Instructions for the task:
Leave the images behind and copy every record exactly.

____________

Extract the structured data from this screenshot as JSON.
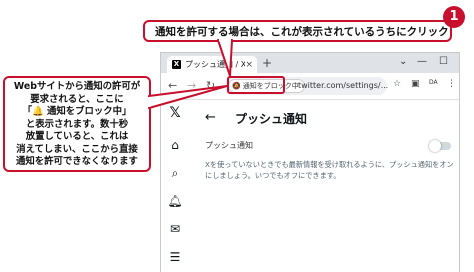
{
  "callouts": {
    "top": "通知を許可する場合は、これが表示されているうちにクリック",
    "step_number": "1",
    "left_lines": [
      "Webサイトから通知の許可が",
      "要求されると、ここに",
      "「🔔 通知をブロック中」",
      "と表示されます。数十秒",
      "放置していると、これは",
      "消えてしまい、ここから直接",
      "通知を許可できなくなります"
    ]
  },
  "browser": {
    "tab_title": "プッシュ通知 / X",
    "tab_favicon": "X",
    "tab_close": "×",
    "new_tab": "+",
    "window_controls": [
      "⌄",
      "—",
      "☐"
    ],
    "chip_label": "通知をブロック中",
    "url": "twitter.com/settings/...",
    "profile_badge": "DA"
  },
  "page": {
    "title": "プッシュ通知",
    "setting_label": "プッシュ通知",
    "setting_desc": "Xを使っていないときでも最新情報を受け取れるように、プッシュ通知をオンにしましょう。いつでもオフにできます。"
  },
  "colors": {
    "callout_border": "#c8102e",
    "toggle_track": "#cfd9de",
    "muted_text": "#536471"
  },
  "icons": [
    "back-arrow-icon",
    "forward-arrow-icon",
    "reload-icon",
    "bell-slash-icon",
    "star-icon",
    "extension-icon",
    "sidepanel-icon",
    "menu-icon",
    "x-logo-icon",
    "home-icon",
    "search-icon",
    "notifications-icon",
    "messages-icon",
    "lists-icon"
  ]
}
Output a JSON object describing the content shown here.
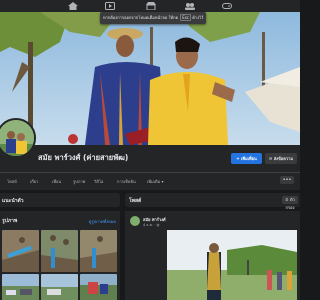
{
  "nav": {
    "icons": [
      "home-icon",
      "video-icon",
      "marketplace-icon",
      "groups-icon",
      "gaming-icon"
    ],
    "tooltip": {
      "text": "หากต้องการออกจากโหมดเต็มหน้าจอ ให้กด",
      "key": "Esc",
      "suffix": "ค้างไว้"
    }
  },
  "profile": {
    "name": "สมัย พาร์วงศ์ (ค่ายสายพัฒ)",
    "add_friend": "เพิ่มเพื่อน",
    "message": "ส่งข้อความ"
  },
  "tabs": [
    "โพสต์",
    "เกี่ยว",
    "เพื่อน",
    "รูปภาพ",
    "วิดีโอ",
    "การเช็คอิน",
    "เพิ่มเติม"
  ],
  "more_icon": "•••",
  "intro": {
    "title": "แนะนำตัว"
  },
  "photos": {
    "title": "รูปภาพ",
    "see_all": "ดูรูปภาพทั้งหมด"
  },
  "posts": {
    "title": "โพสต์",
    "filter": "ตัวกรอง"
  },
  "post": {
    "author": "สมัย พาร์วงศ์",
    "time": "4 ธ.ค."
  },
  "colors": {
    "accent": "#2374e1",
    "background": "#18191a",
    "card": "#242526"
  }
}
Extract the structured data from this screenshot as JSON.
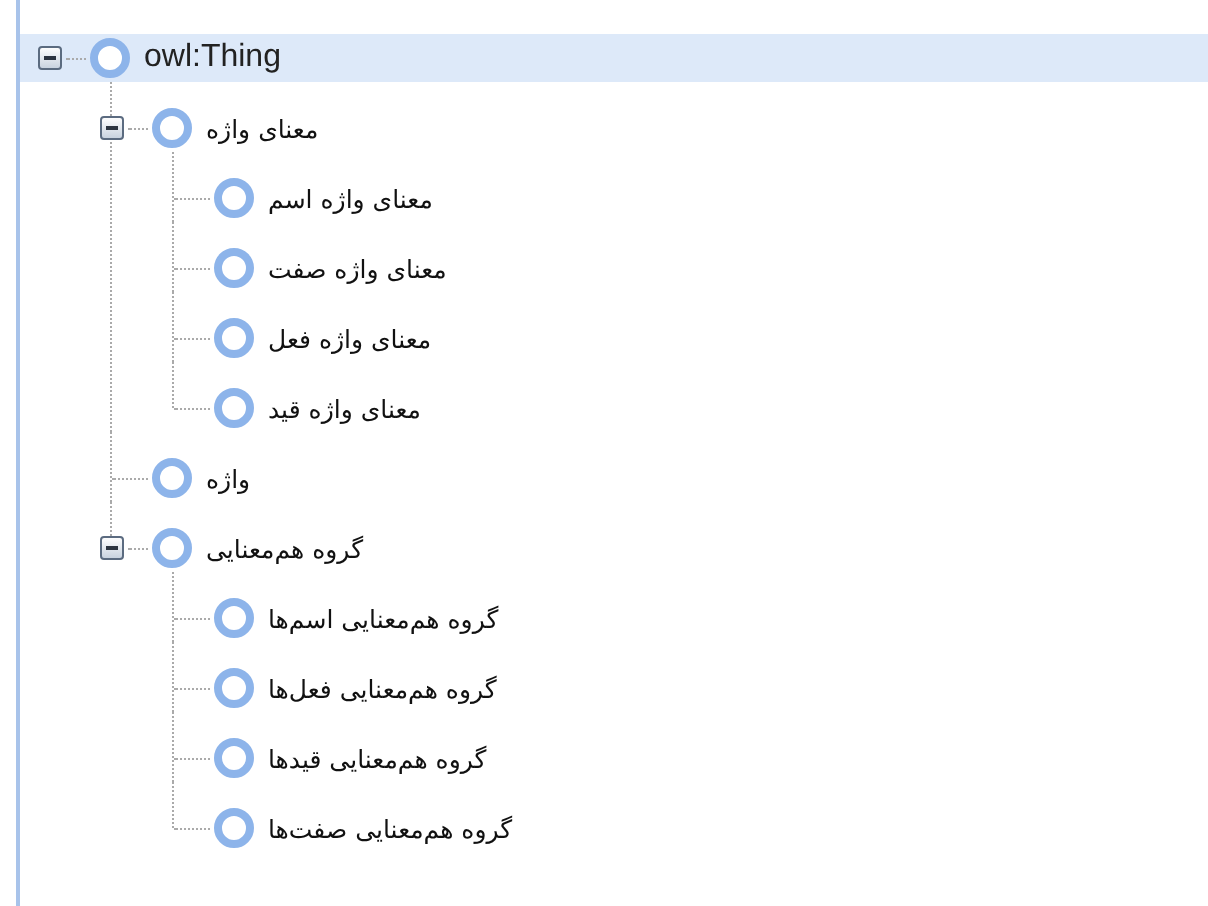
{
  "tree": [
    {
      "label": "owl:Thing",
      "selected": true,
      "expanded": true,
      "children": [
        {
          "label": "معنای واژه",
          "selected": false,
          "expanded": true,
          "children": [
            {
              "label": "معنای واژه اسم",
              "selected": false
            },
            {
              "label": "معنای واژه صفت",
              "selected": false
            },
            {
              "label": "معنای واژه فعل",
              "selected": false
            },
            {
              "label": "معنای واژه قید",
              "selected": false
            }
          ]
        },
        {
          "label": "واژه",
          "selected": false
        },
        {
          "label": "گروه هم‌معنایی",
          "selected": false,
          "expanded": true,
          "children": [
            {
              "label": "گروه هم‌معنایی اسم‌ها",
              "selected": false
            },
            {
              "label": "گروه هم‌معنایی فعل‌ها",
              "selected": false
            },
            {
              "label": "گروه هم‌معنایی قیدها",
              "selected": false
            },
            {
              "label": "گروه هم‌معنایی صفت‌ها",
              "selected": false
            }
          ]
        }
      ]
    }
  ]
}
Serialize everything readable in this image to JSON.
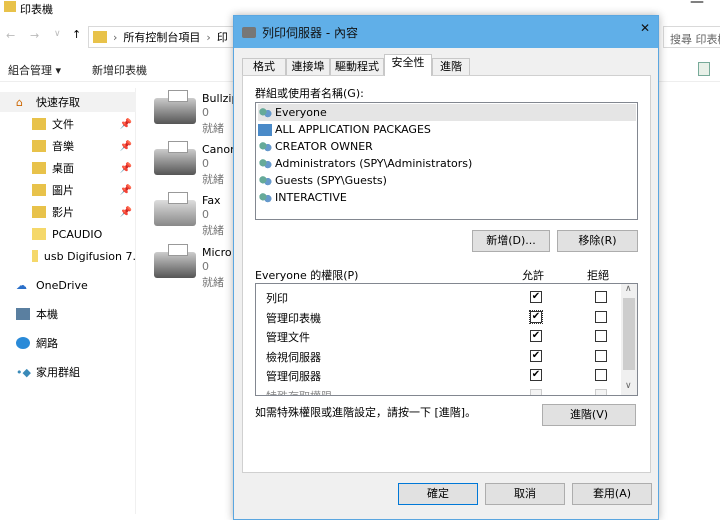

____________

Answer box:
Extract the structured data from this screenshot as JSON.
{
  "callouts": {
    "top": "通知を許可する場合は、これが表示されているうちにクリック",
    "step_number": "1",
    "left_lines": [
      "Webサイトから通知の許可が",
      "要求されると、ここに",
      "「🔔 通知をブロック中」",
      "と表示されます。数十秒",
      "放置していると、これは",
      "消えてしまい、ここから直接",
      "通知を許可できなくなります"
    ]
  },
  "browser": {
    "tab_title": "プッシュ通知 / X",
    "tab_favicon": "X",
    "tab_close": "×",
    "new_tab": "+",
    "window_controls": [
      "⌄",
      "—",
      "☐"
    ],
    "chip_label": "通知をブロック中",
    "url": "twitter.com/settings/...",
    "profile_badge": "DA"
  },
  "page": {
    "title": "プッシュ通知",
    "setting_label": "プッシュ通知",
    "setting_desc": "Xを使っていないときでも最新情報を受け取れるように、プッシュ通知をオンにしましょう。いつでもオフにできます。"
  },
  "colors": {
    "callout_border": "#c8102e",
    "toggle_track": "#cfd9de",
    "muted_text": "#536471"
  },
  "icons": [
    "back-arrow-icon",
    "forward-arrow-icon",
    "reload-icon",
    "bell-slash-icon",
    "star-icon",
    "extension-icon",
    "sidepanel-icon",
    "menu-icon",
    "x-logo-icon",
    "home-icon",
    "search-icon",
    "notifications-icon",
    "messages-icon",
    "lists-icon"
  ]
}
Output a JSON object describing the content shown here.
{
  "nav": {
    "icons": [
      "home-icon",
      "video-icon",
      "marketplace-icon",
      "groups-icon",
      "gaming-icon"
    ],
    "tooltip": {
      "text": "หากต้องการออกจากโหมดเต็มหน้าจอ ให้กด",
      "key": "Esc",
      "suffix": "ค้างไว้"
    }
  },
  "profile": {
    "name": "สมัย พาร์วงศ์ (ค่ายสายพัฒ)",
    "add_friend": "เพิ่มเพื่อน",
    "message": "ส่งข้อความ"
  },
  "tabs": [
    "โพสต์",
    "เกี่ยว",
    "เพื่อน",
    "รูปภาพ",
    "วิดีโอ",
    "การเช็คอิน",
    "เพิ่มเติม"
  ],
  "more_icon": "•••",
  "intro": {
    "title": "แนะนำตัว"
  },
  "photos": {
    "title": "รูปภาพ",
    "see_all": "ดูรูปภาพทั้งหมด"
  },
  "posts": {
    "title": "โพสต์",
    "filter": "ตัวกรอง"
  },
  "post": {
    "author": "สมัย พาร์วงศ์",
    "time": "4 ธ.ค."
  },
  "colors": {
    "accent": "#2374e1",
    "background": "#18191a",
    "card": "#242526"
  }
}
Extract the structured data from this screenshot as JSON.
{
  "tree": [
    {
      "label": "owl:Thing",
      "selected": true,
      "expanded": true,
      "children": [
        {
          "label": "معنای واژه",
          "selected": false,
          "expanded": true,
          "children": [
            {
              "label": "معنای واژه اسم",
              "selected": false
            },
            {
              "label": "معنای واژه صفت",
              "selected": false
            },
            {
              "label": "معنای واژه فعل",
              "selected": false
            },
            {
              "label": "معنای واژه قید",
              "selected": false
            }
          ]
        },
        {
          "label": "واژه",
          "selected": false
        },
        {
          "label": "گروه هم‌معنایی",
          "selected": false,
          "expanded": true,
          "children": [
            {
              "label": "گروه هم‌معنایی اسم‌ها",
              "selected": false
            },
            {
              "label": "گروه هم‌معنایی فعل‌ها",
              "selected": false
            },
            {
              "label": "گروه هم‌معنایی قیدها",
              "selected": false
            },
            {
              "label": "گروه هم‌معنایی صفت‌ها",
              "selected": false
            }
          ]
        }
      ]
    }
  ]
}
Serialize everything readable in this image to JSON.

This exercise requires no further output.